The main news of 1940 was, of course, the initial deployment of our local boys, in basic training and then overseas. The newspaper posted their photos weekly, proudly listing where they had been deployed and quite often giving a bit of background on them.
According to those I had the honor to interview, including my own mother, there was a great sense of pride that our people had left to save the world, but there was also an underlying sense of apprehension and fear on everyone’s lips regarding these young men. , the fear that they will not come back safe and sound.

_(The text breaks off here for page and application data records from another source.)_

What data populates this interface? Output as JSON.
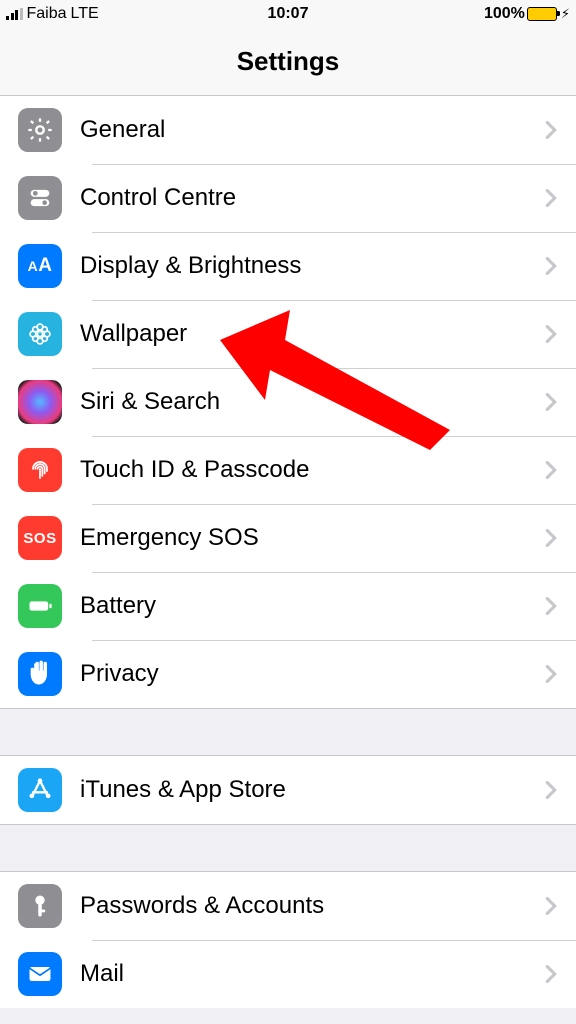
{
  "statusbar": {
    "carrier": "Faiba",
    "network": "LTE",
    "time": "10:07",
    "battery_pct": "100%"
  },
  "navbar": {
    "title": "Settings"
  },
  "sections": [
    {
      "rows": [
        {
          "id": "general",
          "label": "General"
        },
        {
          "id": "control-centre",
          "label": "Control Centre"
        },
        {
          "id": "display-brightness",
          "label": "Display & Brightness"
        },
        {
          "id": "wallpaper",
          "label": "Wallpaper"
        },
        {
          "id": "siri-search",
          "label": "Siri & Search"
        },
        {
          "id": "touch-id-passcode",
          "label": "Touch ID & Passcode"
        },
        {
          "id": "emergency-sos",
          "label": "Emergency SOS"
        },
        {
          "id": "battery",
          "label": "Battery"
        },
        {
          "id": "privacy",
          "label": "Privacy"
        }
      ]
    },
    {
      "rows": [
        {
          "id": "itunes-app-store",
          "label": "iTunes & App Store"
        }
      ]
    },
    {
      "rows": [
        {
          "id": "passwords-accounts",
          "label": "Passwords & Accounts"
        },
        {
          "id": "mail",
          "label": "Mail"
        }
      ]
    }
  ],
  "annotation": {
    "points_to": "wallpaper",
    "color": "#ff0000"
  }
}
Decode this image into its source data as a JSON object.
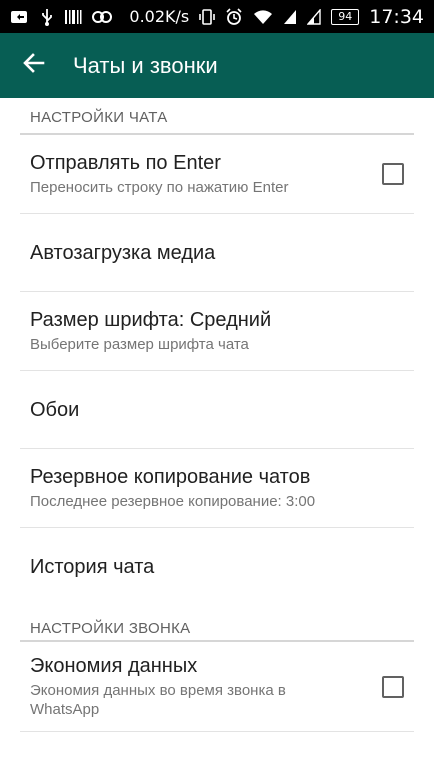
{
  "status_bar": {
    "icons_left": [
      "bluetooth-share-icon",
      "usb-icon",
      "barcode-icon",
      "game-icon"
    ],
    "network_speed": "0.02K/s",
    "icons_right": [
      "vibrate-icon",
      "alarm-icon",
      "wifi-icon",
      "signal-icon",
      "signal-2-icon"
    ],
    "battery": "94",
    "time": "17:34"
  },
  "app_bar": {
    "back_icon": "arrow-left-icon",
    "title": "Чаты и звонки",
    "color": "#075e54"
  },
  "sections": {
    "chat": {
      "header": "НАСТРОЙКИ ЧАТА",
      "items": [
        {
          "title": "Отправлять по Enter",
          "summary": "Переносить строку по нажатию Enter",
          "checked": false
        },
        {
          "title": "Автозагрузка медиа"
        },
        {
          "title": "Размер шрифта: Средний",
          "summary": "Выберите размер шрифта чата"
        },
        {
          "title": "Обои"
        },
        {
          "title": "Резервное копирование чатов",
          "summary": "Последнее резервное копирование: 3:00"
        },
        {
          "title": "История чата"
        }
      ]
    },
    "call": {
      "header": "НАСТРОЙКИ ЗВОНКА",
      "items": [
        {
          "title": "Экономия данных",
          "summary": "Экономия данных во время звонка в WhatsApp",
          "checked": false
        }
      ]
    }
  }
}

For some of our boys, it actually was. I think that’s why we opened our hearts to those passing through our military camp, we hoped someone would take care of our boys wherever they were and we in turn were determined to take good care of them. these young men who arrived here even for a limited time.
Under the title “Newmarket Boys Help Whallop Hitler,” published December 31, 1940, in the Newmarket Era, we were introduced to some of the local men who had previously been called up for service. The article lists their name, rank and where they are currently serving. I have included this era page with the other photos for your information. I recognize several of the names listed.
Our boys have been deployed to a variety of destinations. Here is a list of the young men who were now serving their country in December 1941. You may recognize several of them. Some of the young men had crossed the ocean before and were now serving in England. They included: Ate. Don Lyall, Pte. Albert Skelton, Pte. Reg. Bell, Pte. Fred Evans, cap. Tom Smith, Pte. Chuck Harrison, Gunners J and G. Harmon, Sdt. Allan McDonald, Pte. Earl and Walter Wrightman, Pte. Percy Myers, Pte. Wilfred Pipher, Driver Percy Lloyd, Pte. Art Brymer, Pte. R. Chappel, Cpl. Gordon Thompson, and Cpl. Ted Robinson.
Still stationed here in Canada, we have Pte. Vic Bridges, Airman A, Rowland, Lieutenant Dr. Bartholomew, Seaman Joe Gladman, Gnr. Howard Brown, Gn. Art Dobbie, Pte. Elias Fairey, Pte. Roy Chant, Pte. Bob Fontaine, Airman Walter Gilroy, Airman JR Eakins, Sgt. Albert Lindenbaum, Pte. Ross Greenwood, Pte. David Tait, Pte. Percy Pemberton, and Pte. Bill Dowling. And in the service of our military camp, we had Captain Dr Edwards.
The names of these men listed above are just a brief example of the parade of local guys who registered in Newmarket from the fall of 1940, and this will continue until the end of the war.
As you can imagine, the fall of 1940 was a turning point in our history for so many of our local families, indeed for the whole community. The war had taken on a fierce reality for the city, and I believe it profoundly changed the very soul of Newmarket. The streets of Newmarket were now populated by young men from across Canada, of all religions, races and ethnicities. He brought the world to our doorstep.
This will continue for the next five or six years. Every six weeks a new group of 3,500 young men would come in and be absorbed into our community. Some would return after the war and settle in Newmarket. Unfortunately, some would never come back. The harsh reality of the war was now upon the town of Newmarket. It tends to change a community, to anchor itself in the very fiber of the city.
I hope you enjoyed this brief look back at the years 1939 and 1940, two years which I believe were defining years in the history of our Newmarket.
Sources: The Memorable Merchants and Trades 1930 to 1950 by Eugene McCaffrey and George Luesby; The Newmarket era
Newmarket resident Richard MacLeod the history dog has been a local historian for over 40 years. He writes a weekly article on the history of our city in partnership with Newmarket Today, organizes local heritage lectures and walking tours, and conducts local oral history interviews.